From this month's Editor
When I started working for NI more years ago than I can believe, the computer revolution was in its infancy. We banged out our articles on a variety of manual and electric typewriters, a trusty bottle of white-out always at the ready.
The design studio across the hall was where the raw copy became a finished magazine. The typed (and occasionally hand-written) material was first coded for point size, leading and measure, then sent out to be typeset. A few days later it came back in spiralling rolls of neat columns.
Next, the typeset text was sliced into a variety of lengths to fit the rough page design, coated with hot wax on the back and burnished into place on the page grids. All headlines were meticulously hand done from sheets of Letraset, letter by letter. It took about a month for one editor working with the designers to put together each issue.

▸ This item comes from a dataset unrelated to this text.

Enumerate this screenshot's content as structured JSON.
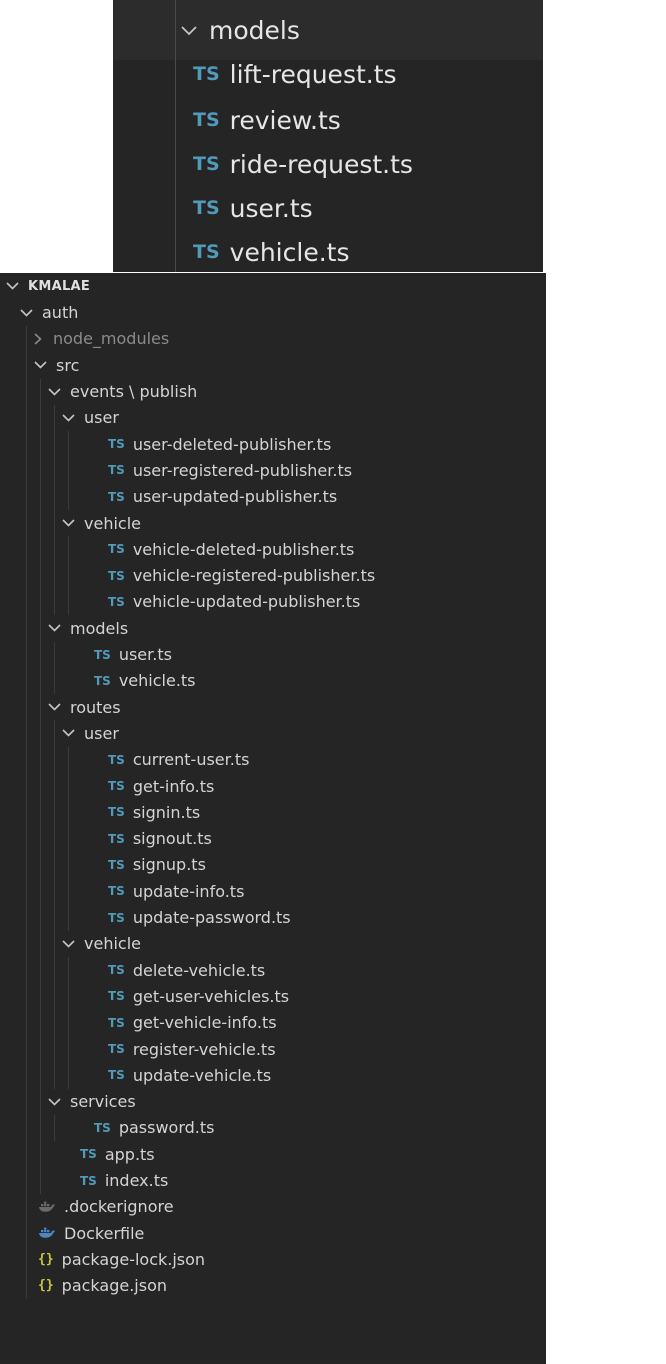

That era has now faded and would seem as quaintly archaic to most young graphic designers today as a steam engine. I can be as nostalgic as anyone about the past but I'm not sorry about those changes. Nor, as far as I know, are our designers. Instead of drafting tables, parallel rulers and scalpels they work with scanners, Macintosh computers, a keyboard and a mouse. And they can do all kinds of nifty things on the page which would have been impossible even five years ago. Photos can be manipulated and text shaped effortlessly, charts and graphs knocked off in a jiffy, colours and tints from an infinite palette tested in a flash.

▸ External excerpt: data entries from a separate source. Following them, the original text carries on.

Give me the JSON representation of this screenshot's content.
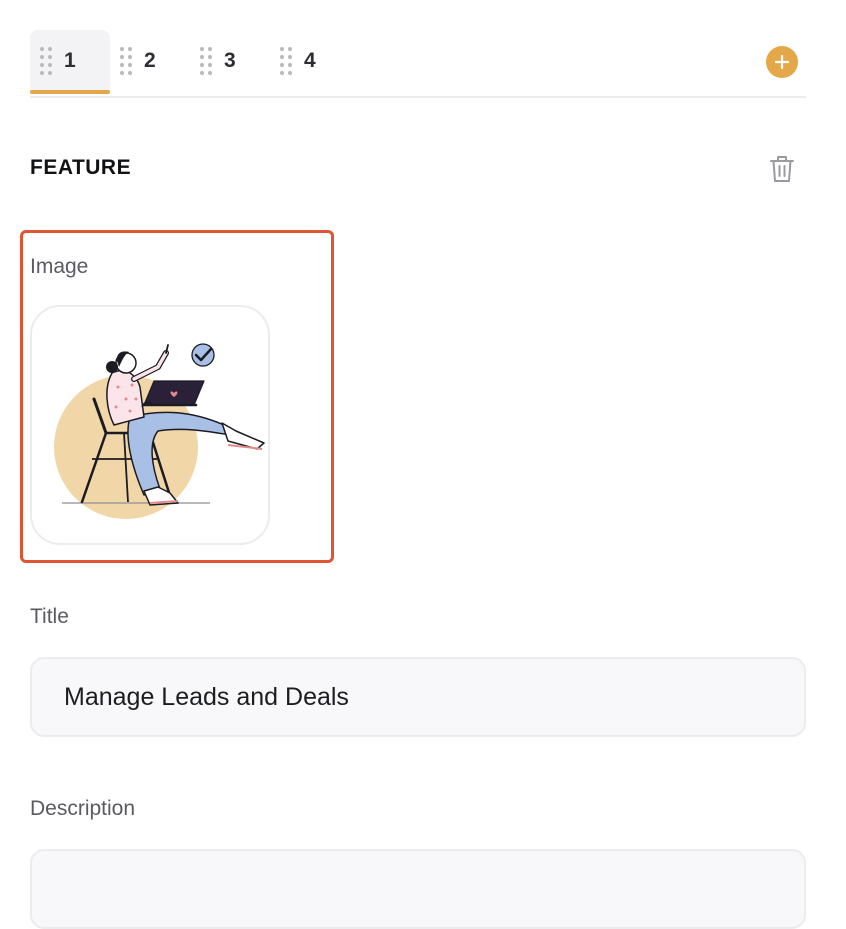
{
  "tabs": [
    {
      "label": "1",
      "active": true
    },
    {
      "label": "2",
      "active": false
    },
    {
      "label": "3",
      "active": false
    },
    {
      "label": "4",
      "active": false
    }
  ],
  "icons": {
    "add": "plus-circle-icon",
    "drag": "drag-handle-icon",
    "delete": "trash-icon"
  },
  "section": {
    "title": "FEATURE"
  },
  "fields": {
    "image": {
      "label": "Image",
      "illustration": "person-with-laptop-illustration"
    },
    "title": {
      "label": "Title",
      "value": "Manage Leads and Deals"
    },
    "description": {
      "label": "Description",
      "value": ""
    }
  },
  "colors": {
    "accent": "#e4a84a",
    "highlight_border": "#df5534",
    "input_background": "#f8f8fa"
  }
}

The magazine looks better than ever. And the editing is probably tighter too. However, the curious thing is that it still takes about a month for one editor working with the designers to put together each issue.
Progress? Well, maybe. But it's that kind of irony that got me thinking about producing this issue on the computer revolution. What I didn't expect was the critical flak I got from my fellow editors, all of whom spend a good portion of their working day hunched in front of a computer monitor.
It was a bit like I was advocating a return to the horse and buggy. You can't possibly argue that we should get rid of computers? said one. Surely the point is to make the best use of them. I guess it was the faint whiff of defensive self-interest that confirmed for me that I was on to something. And eventually I half-convinced my colleagues too. Incidentally, since researching this issue I've repeatedly run into the assumption that people who question the basic technologies which underpin our society are either loonies or Luddites or both. I still think it's more complicated than that. You're invited to read on and find out why.
for the New Internationalist Co-operative
PS You'll have longer to digest this issue than normal. In place of a regular January magazine we're producing a special bumper January/February issue which subscribers will receive in late January or early February depending on where you are in the world.